*** Opening DATA FOR ANALYSIS ***

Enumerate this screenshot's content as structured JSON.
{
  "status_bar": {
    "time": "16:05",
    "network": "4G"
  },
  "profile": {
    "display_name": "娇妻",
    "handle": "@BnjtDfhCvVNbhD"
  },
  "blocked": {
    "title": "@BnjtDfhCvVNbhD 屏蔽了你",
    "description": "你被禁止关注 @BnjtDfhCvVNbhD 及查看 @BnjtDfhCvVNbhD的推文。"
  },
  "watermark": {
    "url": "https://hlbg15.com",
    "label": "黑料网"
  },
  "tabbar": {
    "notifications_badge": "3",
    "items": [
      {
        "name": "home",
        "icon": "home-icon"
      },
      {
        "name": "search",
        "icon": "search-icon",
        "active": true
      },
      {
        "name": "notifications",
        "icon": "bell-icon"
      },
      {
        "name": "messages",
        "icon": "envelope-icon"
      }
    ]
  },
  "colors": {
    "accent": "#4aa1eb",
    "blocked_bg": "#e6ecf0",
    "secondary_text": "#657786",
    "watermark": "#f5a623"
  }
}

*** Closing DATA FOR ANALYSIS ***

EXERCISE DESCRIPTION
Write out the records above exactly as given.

TASK SOLUTION
Enumerate this screenshot's content as structured JSON.
{
  "status_bar": {
    "time": "16:05",
    "network": "4G"
  },
  "profile": {
    "display_name": "娇妻",
    "handle": "@BnjtDfhCvVNbhD"
  },
  "blocked": {
    "title": "@BnjtDfhCvVNbhD 屏蔽了你",
    "description": "你被禁止关注 @BnjtDfhCvVNbhD 及查看 @BnjtDfhCvVNbhD的推文。"
  },
  "watermark": {
    "url": "https://hlbg15.com",
    "label": "黑料网"
  },
  "tabbar": {
    "notifications_badge": "3",
    "items": [
      {
        "name": "home",
        "icon": "home-icon"
      },
      {
        "name": "search",
        "icon": "search-icon",
        "active": true
      },
      {
        "name": "notifications",
        "icon": "bell-icon"
      },
      {
        "name": "messages",
        "icon": "envelope-icon"
      }
    ]
  },
  "colors": {
    "accent": "#4aa1eb",
    "blocked_bg": "#e6ecf0",
    "secondary_text": "#657786",
    "watermark": "#f5a623"
  }
}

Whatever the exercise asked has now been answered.